- How much is the tire(s) itself?
- Does that price include mounting and balancing?
- Does that price include an alignment? If not, how much is an alignment?
- Do you rotate and balance your tires for free?
- Do you repair your tires for free?
- Can I purchase road hazard insurance for your tires?
- If I need additional services, how long will it take to have these services performed?
Taking care of your tires
Once your baby has its new pair of shoes, you’ll want to get the maximum life out of them. These are good basic guidelines no matter what type of tire you buy…
- Make sure to have the alignment checked and/or corrected whenever you buy new tires.
- Keep tire air pressure set to manufacturers’ specification (usually 26-32 psi)
- Rotate, balance and inspect tires every 6,000 miles.
- Don’t drive on a low or flat tire.
- If the steering wheel is off-center or the car pulls to one side, have it checked ASAP.
- If you hit a curb, huge pothole, or other object have it checked ASAP.
This article represents just some of the most basic information you need to know to make good tire buying decisions, but tires and tire technology go far beyond what we’ve shared with you here.
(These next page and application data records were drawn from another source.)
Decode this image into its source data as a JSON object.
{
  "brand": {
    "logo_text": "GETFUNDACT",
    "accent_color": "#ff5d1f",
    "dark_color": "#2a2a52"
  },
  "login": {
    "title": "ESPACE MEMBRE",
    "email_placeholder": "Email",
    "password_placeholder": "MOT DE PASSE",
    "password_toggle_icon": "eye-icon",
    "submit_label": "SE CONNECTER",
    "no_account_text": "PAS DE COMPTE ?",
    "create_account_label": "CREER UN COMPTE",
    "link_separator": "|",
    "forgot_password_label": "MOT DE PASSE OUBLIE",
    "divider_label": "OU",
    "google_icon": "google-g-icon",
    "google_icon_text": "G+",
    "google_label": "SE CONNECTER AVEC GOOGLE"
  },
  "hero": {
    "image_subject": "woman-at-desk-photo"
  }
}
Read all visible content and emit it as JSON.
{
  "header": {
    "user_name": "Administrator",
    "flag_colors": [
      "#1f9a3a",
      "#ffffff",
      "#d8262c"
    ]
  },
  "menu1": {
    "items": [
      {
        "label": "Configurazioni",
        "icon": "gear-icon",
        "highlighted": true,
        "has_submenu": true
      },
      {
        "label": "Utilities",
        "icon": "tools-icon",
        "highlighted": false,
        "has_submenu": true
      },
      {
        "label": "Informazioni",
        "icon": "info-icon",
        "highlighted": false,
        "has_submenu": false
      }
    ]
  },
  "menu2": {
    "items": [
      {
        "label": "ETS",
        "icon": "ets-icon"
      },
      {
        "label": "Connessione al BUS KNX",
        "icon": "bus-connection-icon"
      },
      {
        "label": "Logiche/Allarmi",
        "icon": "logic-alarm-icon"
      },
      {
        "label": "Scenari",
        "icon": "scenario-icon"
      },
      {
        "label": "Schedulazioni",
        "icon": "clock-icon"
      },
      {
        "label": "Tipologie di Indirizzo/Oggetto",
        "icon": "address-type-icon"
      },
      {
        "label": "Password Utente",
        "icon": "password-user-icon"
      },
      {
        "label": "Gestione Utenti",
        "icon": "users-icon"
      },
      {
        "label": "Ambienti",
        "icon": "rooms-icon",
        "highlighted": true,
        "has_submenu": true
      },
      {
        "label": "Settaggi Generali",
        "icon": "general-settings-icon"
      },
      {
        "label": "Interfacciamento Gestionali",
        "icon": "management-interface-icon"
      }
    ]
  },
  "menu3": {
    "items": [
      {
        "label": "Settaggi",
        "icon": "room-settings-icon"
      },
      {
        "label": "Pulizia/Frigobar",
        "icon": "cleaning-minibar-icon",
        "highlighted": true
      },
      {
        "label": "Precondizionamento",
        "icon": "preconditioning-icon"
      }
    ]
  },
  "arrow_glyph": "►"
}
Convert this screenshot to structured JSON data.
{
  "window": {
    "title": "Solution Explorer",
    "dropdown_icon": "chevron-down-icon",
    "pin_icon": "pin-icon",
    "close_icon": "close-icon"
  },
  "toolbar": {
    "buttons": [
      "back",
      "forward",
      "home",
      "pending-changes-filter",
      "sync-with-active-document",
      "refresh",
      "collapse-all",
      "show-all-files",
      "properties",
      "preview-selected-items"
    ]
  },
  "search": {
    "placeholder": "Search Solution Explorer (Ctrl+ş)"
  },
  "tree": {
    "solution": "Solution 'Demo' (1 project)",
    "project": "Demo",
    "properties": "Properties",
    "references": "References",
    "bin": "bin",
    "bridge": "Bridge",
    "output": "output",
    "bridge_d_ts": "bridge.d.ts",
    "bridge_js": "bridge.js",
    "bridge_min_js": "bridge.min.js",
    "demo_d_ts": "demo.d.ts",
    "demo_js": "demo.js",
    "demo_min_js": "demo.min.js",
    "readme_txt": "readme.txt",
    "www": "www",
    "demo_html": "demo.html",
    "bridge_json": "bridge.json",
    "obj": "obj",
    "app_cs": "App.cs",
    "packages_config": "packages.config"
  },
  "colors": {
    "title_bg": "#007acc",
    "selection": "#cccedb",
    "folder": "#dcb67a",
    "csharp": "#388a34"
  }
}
If you want to know more about tires, here are several other sources you may find useful…
The Insane Research And Technology Behind Tires That Keeps You Safe, Mate Petrany on Jalopnik, Mar 2014
Studded Tires, Tom Dwyer Automotive Services, Jul 2010
When Should I Replace My Tires? Tom Dwyer Automotive Services, Nov 2010
Why are tires black? Tom Dwyer Automotive Services, Jan 2011
Will Polyurethane Replace Rubber for Tires? Tom Dwyer Automotive Services, Jan 2011
How to keep track of tire wear, Tom Dwyer Automotive Services, Jan 2011